    Whether you dripped ketchup on your suit at a poolside barbecue or spread too much sunscreen close to the fabric, follow the stain removal guidelines for the specific stain to remove it from your swimsuit. Self-tanners are particularly difficult to remove so always wear an older suit when applying them.

  4. Submerge the Suit

    Turn your swimsuit inside out and submerge it in the solution. Swish for several minutes and then rinse well.

  5. Remove Excess Water

    Remove the bathing suit from the water, and then gently squeeze the water out of the fabric—don’t wring it as it can damage the shape.

  6. Air-Dry the Bathing Suit

Spread your suit flat to dry in a spot out of direct sunlight. The UV rays from the sun can both fade and break down the fibers in your suit.


  • Instead of taking off the bathing suit and soaking it in cold water, just wear the suit into your post-swim shower. 
  • When hand-washing, don't use powdered detergent because it may not dissolve completely or rinse away well. Never use chlorine bleach to whiten or remove stains. 
  • Distilled white vinegar can be used as an emergency substitute for detergent when washing, as it both deodorizes and reduces bacteria on the fabric. 
  • If possible, wear an older suit in a hot tub or rinse out your suit as quickly as possible. Hot tubs offer a double whammy of excessive chemicals and high heat that will fade and stretch a suit out very quickly.
  • For frequent hot tub use, choose a suit that is 100 percent polyester or chlorine resistant. Cotton and natural fibers will not hold up in the chlorinated water.

Storing a Bathing Suit

Don’t hang up your bathing suit, as it will stretch out the fibers. Instead, store the suit lying flat when it’s completely dry—any moisture, and you risk mildew. If you’re putting it away for the season, store the suit in a fabric garment bag. Skip the plastic bags, which can also provide a breeding ground for mildew and bacteria. 

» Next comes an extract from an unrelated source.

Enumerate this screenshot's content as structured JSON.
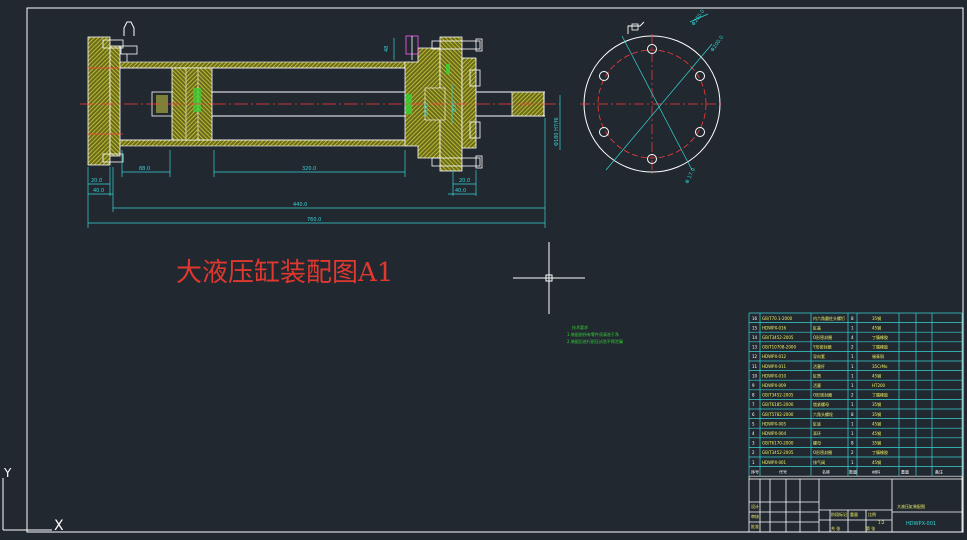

A broken strap or small hole isn’t a reason to toss an expensive bathing suit. Use a needle and polyester thread to hand-sew small snags or rips in the fabric. If you need a bigger repair or need to alter a bathing suit, take it to a professional tailor. They’ll be much more adept at sewing finicky spandex or Lycra.